Actors and products in species concepts
Wayne Maddison & Jeannette Whitton
Biological diversity is not a continuous cloud of variation, but rather appears strongly bundled into clusters of organisms notably alike in their genes, structures and ecology. This is enough to justify the working taxonomist's pragmatic approximations of species, but to play fruitful and precise roles in biology, these units need to match important components in our evolutionary or ecological models — they need to be actors in, or notable products of, nature's processes. For example, in our models of evolutionary process, a genetic community (e.g., an interbreeding population) acts as a unit, having stochastically-predictable behaviour that produces particular patterns of genetic diversity. In phylogenetic biology, minimal monophyletic groups are products of evolution that serve as building blocks for our historical reconstruction. These (and other process-relevant units) yield concepts of species that can each play a central role in our understanding of how life functions or is structured, but each might lead to different delimitations of groups of individuals. The degree of this discordance is poorly characterized, but to the extent that it arises from differing interests of biologists, it is not easily resolved.
There is a second sense of discordance: contradictions among patterns pertinent to a single species concept. This is especially evident in concepts that define species as outcomes of an evolutionary process, either as fragments of a realized history (e.g., minimal monophyletic groups), or stepping even further toward operationalism, as sets of individuals sharing features. Incomplete lineage sorting can cause different genetic loci to show contradictory patterns as they descend within genetic communities, yielding a discordance among genes that makes simple pattern-based species concepts either ambiguous or arbitrary. Under alternative concepts that view species as actors in a model of process, such tangled outcomes may complicate our inference, but they do not necessarily compromise the discreteness of the species themselves — discrete evolutionary actors can produce tangled patterns.

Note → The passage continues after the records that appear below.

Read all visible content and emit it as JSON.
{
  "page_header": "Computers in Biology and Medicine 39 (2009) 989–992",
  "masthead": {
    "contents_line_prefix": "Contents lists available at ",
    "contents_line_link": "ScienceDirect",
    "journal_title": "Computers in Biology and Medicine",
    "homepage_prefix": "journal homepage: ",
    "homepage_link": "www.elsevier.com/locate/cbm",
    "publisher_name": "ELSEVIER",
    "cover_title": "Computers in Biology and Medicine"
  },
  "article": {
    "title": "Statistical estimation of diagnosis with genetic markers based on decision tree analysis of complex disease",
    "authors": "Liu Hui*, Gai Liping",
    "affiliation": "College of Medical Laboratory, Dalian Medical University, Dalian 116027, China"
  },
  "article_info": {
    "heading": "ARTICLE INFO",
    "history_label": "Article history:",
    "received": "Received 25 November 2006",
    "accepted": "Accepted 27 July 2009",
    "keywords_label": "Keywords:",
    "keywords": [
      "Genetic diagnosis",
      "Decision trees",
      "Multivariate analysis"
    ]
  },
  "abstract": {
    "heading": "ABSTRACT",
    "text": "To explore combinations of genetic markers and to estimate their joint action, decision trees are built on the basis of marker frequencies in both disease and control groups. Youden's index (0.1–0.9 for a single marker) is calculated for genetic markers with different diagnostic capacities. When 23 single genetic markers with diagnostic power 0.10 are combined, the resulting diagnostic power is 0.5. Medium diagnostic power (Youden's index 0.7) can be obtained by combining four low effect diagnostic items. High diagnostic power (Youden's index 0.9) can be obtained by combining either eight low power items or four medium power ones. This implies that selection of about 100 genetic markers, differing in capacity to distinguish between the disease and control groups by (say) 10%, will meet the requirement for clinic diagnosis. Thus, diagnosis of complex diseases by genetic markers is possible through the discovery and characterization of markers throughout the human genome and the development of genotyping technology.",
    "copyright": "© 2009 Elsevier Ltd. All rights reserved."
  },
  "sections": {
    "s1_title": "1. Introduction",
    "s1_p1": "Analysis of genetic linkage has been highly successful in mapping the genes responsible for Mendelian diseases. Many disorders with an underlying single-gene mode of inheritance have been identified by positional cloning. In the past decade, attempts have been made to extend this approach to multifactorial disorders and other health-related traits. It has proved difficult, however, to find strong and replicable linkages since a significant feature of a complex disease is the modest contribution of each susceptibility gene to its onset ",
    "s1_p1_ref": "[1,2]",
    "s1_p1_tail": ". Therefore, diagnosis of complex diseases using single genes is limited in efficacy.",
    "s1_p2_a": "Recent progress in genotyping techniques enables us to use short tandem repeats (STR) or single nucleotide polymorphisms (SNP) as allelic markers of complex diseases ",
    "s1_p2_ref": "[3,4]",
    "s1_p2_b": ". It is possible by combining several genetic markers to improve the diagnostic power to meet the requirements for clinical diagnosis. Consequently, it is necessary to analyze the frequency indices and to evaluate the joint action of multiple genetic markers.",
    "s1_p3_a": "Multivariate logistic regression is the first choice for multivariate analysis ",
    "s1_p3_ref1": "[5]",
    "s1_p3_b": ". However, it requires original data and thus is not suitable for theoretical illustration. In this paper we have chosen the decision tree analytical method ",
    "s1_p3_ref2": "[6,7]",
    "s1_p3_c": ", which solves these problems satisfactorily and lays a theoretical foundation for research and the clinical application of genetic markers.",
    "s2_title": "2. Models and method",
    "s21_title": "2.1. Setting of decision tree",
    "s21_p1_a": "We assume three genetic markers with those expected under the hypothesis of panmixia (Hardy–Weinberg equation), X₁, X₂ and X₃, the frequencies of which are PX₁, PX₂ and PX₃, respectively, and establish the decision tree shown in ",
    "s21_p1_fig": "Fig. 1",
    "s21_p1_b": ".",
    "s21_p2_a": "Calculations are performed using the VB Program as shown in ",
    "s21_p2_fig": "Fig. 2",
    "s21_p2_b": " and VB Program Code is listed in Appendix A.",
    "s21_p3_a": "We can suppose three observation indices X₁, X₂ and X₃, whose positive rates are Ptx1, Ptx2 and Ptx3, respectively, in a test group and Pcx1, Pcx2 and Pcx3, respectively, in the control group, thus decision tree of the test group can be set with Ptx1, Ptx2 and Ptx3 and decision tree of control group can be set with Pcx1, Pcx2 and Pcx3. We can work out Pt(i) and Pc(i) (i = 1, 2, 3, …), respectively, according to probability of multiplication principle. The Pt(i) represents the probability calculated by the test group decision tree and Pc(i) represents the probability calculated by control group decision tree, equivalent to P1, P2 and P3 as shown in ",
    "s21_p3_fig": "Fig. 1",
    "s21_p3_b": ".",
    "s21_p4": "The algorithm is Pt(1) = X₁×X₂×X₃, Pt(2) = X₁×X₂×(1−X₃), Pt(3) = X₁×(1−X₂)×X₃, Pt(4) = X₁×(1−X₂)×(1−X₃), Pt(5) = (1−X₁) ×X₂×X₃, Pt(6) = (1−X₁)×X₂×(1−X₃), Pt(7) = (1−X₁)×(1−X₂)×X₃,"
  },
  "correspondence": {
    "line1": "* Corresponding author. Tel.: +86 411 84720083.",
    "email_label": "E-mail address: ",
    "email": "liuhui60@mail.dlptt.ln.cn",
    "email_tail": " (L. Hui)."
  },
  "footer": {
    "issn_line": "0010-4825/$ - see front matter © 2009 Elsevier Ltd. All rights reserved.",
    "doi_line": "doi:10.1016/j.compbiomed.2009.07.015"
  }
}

Should species be actors in a model of process (i.e., the causes), helping to explain our observations of phenotypic diversity, or should they be the products (i.e., the effects), to be explained by our models? Regardless of our decision, the varied (and important) concepts can be used regardless, with different labels, in their respective domains. Applying the taxonomist's pragmatism to the theorists' modelling, one could seek a single umbrella species concept with the largesse to accommodate several more precise ones, but the units so defined would likely not serve precisely enough in models and explanations, either as actors or products.